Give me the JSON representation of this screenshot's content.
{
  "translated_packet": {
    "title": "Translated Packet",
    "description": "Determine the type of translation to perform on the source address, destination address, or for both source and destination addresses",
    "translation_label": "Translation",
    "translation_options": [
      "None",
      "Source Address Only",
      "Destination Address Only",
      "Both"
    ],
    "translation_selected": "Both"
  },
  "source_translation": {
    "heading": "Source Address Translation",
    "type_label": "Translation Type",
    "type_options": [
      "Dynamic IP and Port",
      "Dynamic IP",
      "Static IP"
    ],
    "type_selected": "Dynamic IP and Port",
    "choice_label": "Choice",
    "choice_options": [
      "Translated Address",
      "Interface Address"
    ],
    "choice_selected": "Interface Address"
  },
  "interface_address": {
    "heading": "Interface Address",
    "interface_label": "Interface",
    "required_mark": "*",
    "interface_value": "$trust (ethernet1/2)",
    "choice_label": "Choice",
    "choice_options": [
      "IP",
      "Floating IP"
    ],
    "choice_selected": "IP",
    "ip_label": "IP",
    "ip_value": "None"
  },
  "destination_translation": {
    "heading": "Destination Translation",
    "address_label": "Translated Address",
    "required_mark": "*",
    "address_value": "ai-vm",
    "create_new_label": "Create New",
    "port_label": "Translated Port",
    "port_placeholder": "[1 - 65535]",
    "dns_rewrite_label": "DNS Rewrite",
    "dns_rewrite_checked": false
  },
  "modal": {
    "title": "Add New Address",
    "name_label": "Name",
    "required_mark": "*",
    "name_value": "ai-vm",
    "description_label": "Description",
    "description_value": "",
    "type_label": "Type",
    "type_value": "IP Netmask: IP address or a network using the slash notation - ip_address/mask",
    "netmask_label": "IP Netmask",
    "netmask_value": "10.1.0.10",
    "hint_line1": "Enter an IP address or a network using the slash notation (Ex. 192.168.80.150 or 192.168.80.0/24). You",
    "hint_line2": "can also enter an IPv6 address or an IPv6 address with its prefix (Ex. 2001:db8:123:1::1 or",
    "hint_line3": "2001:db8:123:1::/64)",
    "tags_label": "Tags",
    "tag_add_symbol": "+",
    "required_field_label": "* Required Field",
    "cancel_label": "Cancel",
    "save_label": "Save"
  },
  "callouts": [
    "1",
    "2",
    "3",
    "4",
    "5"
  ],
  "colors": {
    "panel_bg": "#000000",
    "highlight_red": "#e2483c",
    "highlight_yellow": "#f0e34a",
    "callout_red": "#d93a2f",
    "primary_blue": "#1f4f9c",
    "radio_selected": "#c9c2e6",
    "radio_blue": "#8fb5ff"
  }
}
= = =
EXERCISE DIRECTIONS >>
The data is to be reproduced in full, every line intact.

ANSWER TO THE PROBLEM >>
Give me the JSON representation of this screenshot's content.
{
  "translated_packet": {
    "title": "Translated Packet",
    "description": "Determine the type of translation to perform on the source address, destination address, or for both source and destination addresses",
    "translation_label": "Translation",
    "translation_options": [
      "None",
      "Source Address Only",
      "Destination Address Only",
      "Both"
    ],
    "translation_selected": "Both"
  },
  "source_translation": {
    "heading": "Source Address Translation",
    "type_label": "Translation Type",
    "type_options": [
      "Dynamic IP and Port",
      "Dynamic IP",
      "Static IP"
    ],
    "type_selected": "Dynamic IP and Port",
    "choice_label": "Choice",
    "choice_options": [
      "Translated Address",
      "Interface Address"
    ],
    "choice_selected": "Interface Address"
  },
  "interface_address": {
    "heading": "Interface Address",
    "interface_label": "Interface",
    "required_mark": "*",
    "interface_value": "$trust (ethernet1/2)",
    "choice_label": "Choice",
    "choice_options": [
      "IP",
      "Floating IP"
    ],
    "choice_selected": "IP",
    "ip_label": "IP",
    "ip_value": "None"
  },
  "destination_translation": {
    "heading": "Destination Translation",
    "address_label": "Translated Address",
    "required_mark": "*",
    "address_value": "ai-vm",
    "create_new_label": "Create New",
    "port_label": "Translated Port",
    "port_placeholder": "[1 - 65535]",
    "dns_rewrite_label": "DNS Rewrite",
    "dns_rewrite_checked": false
  },
  "modal": {
    "title": "Add New Address",
    "name_label": "Name",
    "required_mark": "*",
    "name_value": "ai-vm",
    "description_label": "Description",
    "description_value": "",
    "type_label": "Type",
    "type_value": "IP Netmask: IP address or a network using the slash notation - ip_address/mask",
    "netmask_label": "IP Netmask",
    "netmask_value": "10.1.0.10",
    "hint_line1": "Enter an IP address or a network using the slash notation (Ex. 192.168.80.150 or 192.168.80.0/24). You",
    "hint_line2": "can also enter an IPv6 address or an IPv6 address with its prefix (Ex. 2001:db8:123:1::1 or",
    "hint_line3": "2001:db8:123:1::/64)",
    "tags_label": "Tags",
    "tag_add_symbol": "+",
    "required_field_label": "* Required Field",
    "cancel_label": "Cancel",
    "save_label": "Save"
  },
  "callouts": [
    "1",
    "2",
    "3",
    "4",
    "5"
  ],
  "colors": {
    "panel_bg": "#000000",
    "highlight_red": "#e2483c",
    "highlight_yellow": "#f0e34a",
    "callout_red": "#d93a2f",
    "primary_blue": "#1f4f9c",
    "radio_selected": "#c9c2e6",
    "radio_blue": "#8fb5ff"
  }
}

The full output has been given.